AE Collaborations such as those advertised in Pensions Extra last week are a “neat fusion” according to Zurich’s Stephen Leffley. Barnett Waddingham’s Damian Stancombe admits their collaboration with Standard Life was driven by providers cherry-picking but stresses “at the very highest level we remain totally committed to the independent market”.
I say collaborations are a cop-out and consultants should consult, the neat fusion sounds like a Faustian pact.
It’s true, few of the employers staging auto-enrolment today, can afford the eye-watering costs of a conventional full market review. Standard Life and Zurich may soon only be accessible by Collaboration. Fidelity and BlackRock have all but pulled up the drawbridge. Who’s next?
At one level this is all in plan. NEST was created to plug this gap and as capacity decreases among insurers, mastertrusts like NOW and People’s Pension are stepping up to the plate. At a macro level- the DWP need have no concern of a capacity crunch just yet.
But I worry that we are losing advisory and provider capacity too easily. We cannot be complacent about the challenges ahead and we should champion independent advice.
In 2013, I invested my own money, that of my employer and resources of various business angels in a venture to offer all employers a full market review and a balanced scorecard which used First Actuarial analytics. The result was www.pensionplaypen.com and a fully realised service built within budget and to time. It is being used by employers, financial advisers and accountants to source pension offers for their clients, to compare those offers and on board the best proposition using the same selection process as employed by all the leading DC consultants. There are only two differences between this and a traditional full market review, the first is that it works in real time and the second is that it costs £500.
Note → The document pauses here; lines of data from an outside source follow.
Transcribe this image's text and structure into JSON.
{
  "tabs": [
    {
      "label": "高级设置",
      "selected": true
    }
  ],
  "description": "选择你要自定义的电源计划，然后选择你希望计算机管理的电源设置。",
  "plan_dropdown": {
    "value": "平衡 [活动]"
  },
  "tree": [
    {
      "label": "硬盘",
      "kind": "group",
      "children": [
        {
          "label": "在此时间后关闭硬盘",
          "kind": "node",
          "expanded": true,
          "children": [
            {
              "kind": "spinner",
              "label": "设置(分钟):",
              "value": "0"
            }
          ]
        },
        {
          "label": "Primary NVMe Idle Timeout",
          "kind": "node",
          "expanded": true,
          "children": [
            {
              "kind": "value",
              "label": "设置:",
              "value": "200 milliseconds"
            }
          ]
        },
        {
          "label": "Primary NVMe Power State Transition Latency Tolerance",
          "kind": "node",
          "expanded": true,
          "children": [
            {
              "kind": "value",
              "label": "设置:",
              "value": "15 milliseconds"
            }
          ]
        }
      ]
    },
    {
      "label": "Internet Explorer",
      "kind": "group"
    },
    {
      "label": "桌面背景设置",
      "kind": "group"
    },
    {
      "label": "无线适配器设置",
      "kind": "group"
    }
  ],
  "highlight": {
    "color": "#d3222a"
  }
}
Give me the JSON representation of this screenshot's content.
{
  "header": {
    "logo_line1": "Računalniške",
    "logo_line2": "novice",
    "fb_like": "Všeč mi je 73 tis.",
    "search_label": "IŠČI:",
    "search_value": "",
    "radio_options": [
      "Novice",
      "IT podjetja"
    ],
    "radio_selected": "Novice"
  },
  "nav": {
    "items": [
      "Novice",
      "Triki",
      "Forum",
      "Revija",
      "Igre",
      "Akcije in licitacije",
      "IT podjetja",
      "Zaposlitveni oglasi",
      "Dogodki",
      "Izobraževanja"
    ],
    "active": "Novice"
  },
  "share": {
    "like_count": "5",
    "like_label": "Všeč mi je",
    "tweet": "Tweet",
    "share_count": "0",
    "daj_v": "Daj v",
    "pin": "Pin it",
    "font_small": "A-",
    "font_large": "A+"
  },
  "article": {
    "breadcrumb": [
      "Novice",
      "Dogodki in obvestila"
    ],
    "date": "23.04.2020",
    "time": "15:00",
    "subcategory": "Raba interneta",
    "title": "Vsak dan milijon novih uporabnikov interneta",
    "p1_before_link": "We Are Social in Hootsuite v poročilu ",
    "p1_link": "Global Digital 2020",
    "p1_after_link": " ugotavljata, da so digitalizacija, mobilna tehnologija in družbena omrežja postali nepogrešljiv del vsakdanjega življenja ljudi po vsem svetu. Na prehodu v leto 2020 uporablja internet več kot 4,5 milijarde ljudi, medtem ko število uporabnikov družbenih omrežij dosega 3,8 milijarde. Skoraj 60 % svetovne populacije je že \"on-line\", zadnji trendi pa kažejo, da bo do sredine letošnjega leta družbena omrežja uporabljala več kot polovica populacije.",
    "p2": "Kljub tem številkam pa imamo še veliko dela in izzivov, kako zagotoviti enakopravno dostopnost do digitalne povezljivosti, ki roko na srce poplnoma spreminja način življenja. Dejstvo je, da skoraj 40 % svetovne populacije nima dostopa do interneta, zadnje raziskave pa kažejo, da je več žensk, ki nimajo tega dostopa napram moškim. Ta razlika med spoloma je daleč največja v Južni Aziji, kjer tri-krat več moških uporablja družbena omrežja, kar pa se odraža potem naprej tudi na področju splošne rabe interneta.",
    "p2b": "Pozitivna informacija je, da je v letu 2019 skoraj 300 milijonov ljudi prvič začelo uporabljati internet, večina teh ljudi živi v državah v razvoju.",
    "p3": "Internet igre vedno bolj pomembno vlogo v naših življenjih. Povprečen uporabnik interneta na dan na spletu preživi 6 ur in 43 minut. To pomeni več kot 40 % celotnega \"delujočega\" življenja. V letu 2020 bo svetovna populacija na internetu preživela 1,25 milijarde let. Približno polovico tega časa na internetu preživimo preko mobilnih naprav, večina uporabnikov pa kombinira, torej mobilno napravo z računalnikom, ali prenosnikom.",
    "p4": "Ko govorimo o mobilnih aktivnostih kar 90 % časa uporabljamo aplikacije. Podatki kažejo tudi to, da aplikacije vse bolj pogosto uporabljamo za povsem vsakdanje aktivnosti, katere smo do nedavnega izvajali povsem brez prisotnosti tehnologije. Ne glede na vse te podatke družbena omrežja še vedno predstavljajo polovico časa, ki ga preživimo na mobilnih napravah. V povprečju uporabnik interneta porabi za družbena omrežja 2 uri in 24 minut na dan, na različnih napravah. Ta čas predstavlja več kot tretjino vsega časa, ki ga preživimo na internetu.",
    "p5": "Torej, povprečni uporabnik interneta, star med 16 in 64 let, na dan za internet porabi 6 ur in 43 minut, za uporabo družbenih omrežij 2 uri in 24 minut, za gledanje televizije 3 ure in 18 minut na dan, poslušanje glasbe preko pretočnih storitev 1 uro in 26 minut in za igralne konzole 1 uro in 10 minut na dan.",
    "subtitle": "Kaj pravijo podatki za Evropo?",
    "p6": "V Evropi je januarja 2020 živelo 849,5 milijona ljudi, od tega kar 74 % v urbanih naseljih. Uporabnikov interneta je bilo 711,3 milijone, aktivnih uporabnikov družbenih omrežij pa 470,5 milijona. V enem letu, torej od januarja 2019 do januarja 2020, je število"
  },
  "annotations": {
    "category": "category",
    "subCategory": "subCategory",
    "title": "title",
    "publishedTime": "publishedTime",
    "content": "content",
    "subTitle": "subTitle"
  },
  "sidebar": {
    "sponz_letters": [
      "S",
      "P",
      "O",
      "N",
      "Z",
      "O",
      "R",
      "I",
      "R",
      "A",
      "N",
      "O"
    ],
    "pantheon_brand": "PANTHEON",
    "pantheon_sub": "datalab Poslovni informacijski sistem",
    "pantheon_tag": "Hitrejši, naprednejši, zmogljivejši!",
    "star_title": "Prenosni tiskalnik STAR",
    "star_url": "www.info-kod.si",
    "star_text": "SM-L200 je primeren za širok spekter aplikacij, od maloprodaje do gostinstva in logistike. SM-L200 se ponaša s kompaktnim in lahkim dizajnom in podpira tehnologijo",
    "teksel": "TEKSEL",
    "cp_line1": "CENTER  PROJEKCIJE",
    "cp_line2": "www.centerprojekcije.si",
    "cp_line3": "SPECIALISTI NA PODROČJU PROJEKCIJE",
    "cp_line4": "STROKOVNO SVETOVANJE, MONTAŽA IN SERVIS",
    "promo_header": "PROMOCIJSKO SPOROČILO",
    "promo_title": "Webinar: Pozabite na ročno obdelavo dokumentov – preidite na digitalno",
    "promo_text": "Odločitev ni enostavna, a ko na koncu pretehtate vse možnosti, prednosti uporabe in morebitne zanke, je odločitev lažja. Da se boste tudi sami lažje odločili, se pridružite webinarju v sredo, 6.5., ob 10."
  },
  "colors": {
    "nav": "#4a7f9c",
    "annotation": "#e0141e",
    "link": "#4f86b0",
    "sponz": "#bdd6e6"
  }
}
If the barriers to delivering this service are low enough, why haven’t other firms followed First Actuarial in this? The RDR has all but eliminated the IFA from selections and most non-regulated firms (such as accountants) do not feel equipped to provide whole of market advice at any price.
As we journey through 2014, capacity will decrease and as we hit the spikes of 2015, demand will increase to such levels that many employers will struggle to find capacity. Technology based platforms not only provide the employers a service, they can act as clearing houses, relieving this pressure. If we want an analogy, we need look no further than the recent floods, where a lack of pre-planning is being blamed for the overwhelming of Somerset/Berkshire/Kent. We should be opening our sluices not silting them up with Collaborations.
And I simply don’t buy the received idea that workplace pensions for SMEs are intrinsically unprofitable. Having worked for Zurich for 10 years I well know where profitability lies; get your distribution costs down, implement straight though processing , manage your external fund management costs and workplace pensions are an attractive proposition. If the supply side can be managed and providers can on board in a timely way, then the risk of not doing business outweighs the operational and financial challenges of “bottom feeding”.
I think that the UK insurance industry is taking a short sighted view and missing a once in a century opportunity to contribute to our national policy on pensions. Insurers may consider these Collaborations a flight to quality but the strategy is unambitious and unimaginative. Insurers should be encouraging innovation and should be prepared to trust new means of distribution that suit the way modern employers procure other services.
It is not too late to change this. Businesses like mine are scalable and they are also replicable. It would please me if there were several Pension PlayPens as there are several means to buy other compulsory insurance services. We can and should do better than AE collaborations.
This post first appeared in www.pensionplaypen.com